A striking theme in Nemesius shows off Dusenbury’s contribution well (Dusenbury 48–51). First, Nemesius writes of human beings as entities that can choose to lead a fully human life — a choice that leads to the creation of political communities. Human beings, according to Nemesius, make the choice to live a human life and thus rise (he even says, strikingly, that they thereby change their nature) to the level from which in other readings Adam and Eve are seen to have fallen. Second and less certain, Dusenbury captures the attention paid by other writers (notably Ephrem Syrus) in the Syria of Nemesius’s time to the case of Nebuchadnezzar, the biblical figure who “did eat grass as oxen”. Nemesius’s view is striking and the Syrian context is tantalizing. Dusenbury knows that he is pushing the envelope of the provable here, but it is good that he pushes.

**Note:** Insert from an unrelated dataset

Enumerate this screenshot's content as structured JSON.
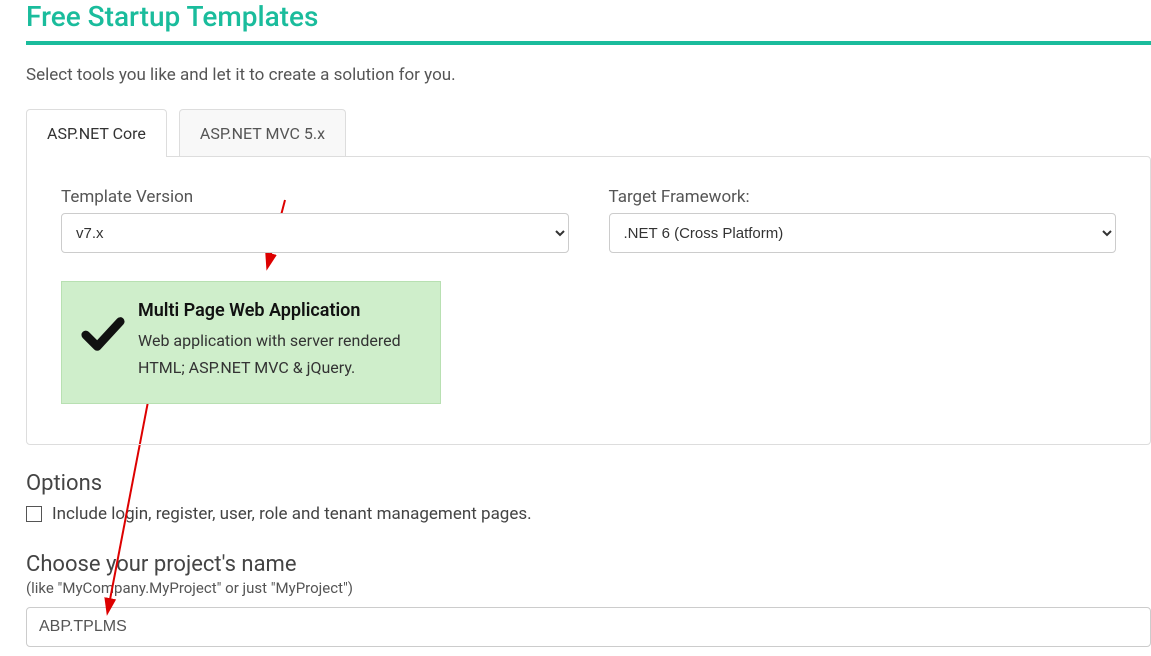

That example is one of several I could choose (his treatment of dioikesis for something anticipating ‘governance’ [Dusenbury 156-64] is more complex and impressive) to show how Dusenbury inhabits Nemesius’s text and his world with a scholarly imagination that lets him flesh out a consistent and provocative representation of what Nemesius was getting at and how it made him distinctive. He was as Christian as any other philosophically informed bishop (Synesius of Cyrene is a better comparandum than Augustine here) and if he was idiosyncratic on some points, that only demonstrates—as if we needed the demonstration—that the places where orthodox and conventional views eventually came down on these issues were not intrinsically better grounded or argued than positions like Nemesius’s that were relatively marginalized and are now easily overlooked.
The book is learned and lucid, if at times a bit more didactic in the cause of lucidity than I felt absolutely necessary. It should certainly be read and digested by those tracking the interplay of philosophy and theology in the years after the Cappadocians wrote, but should also unsettle the making of teleological narratives about the outcome of that interplay. What survives for us to read of those debates going forward to Claudianus Mamertus and Boethius and Philoponos is overdetermined in favor of texts compatible with later conventionalities and orthodoxies. For example, Christology lies beyond the ken of Nemesius’s book and hence of Dusenbury, but the fierce battles of the fifth and sixth centuries about the “human nature” of Christ emerged from a world in which a wider range of possibilities of understanding human nature existed than we have always realized. Students of those debates would also do well to think hard about Nemesius. Dusenbury has made that much, much easier to do.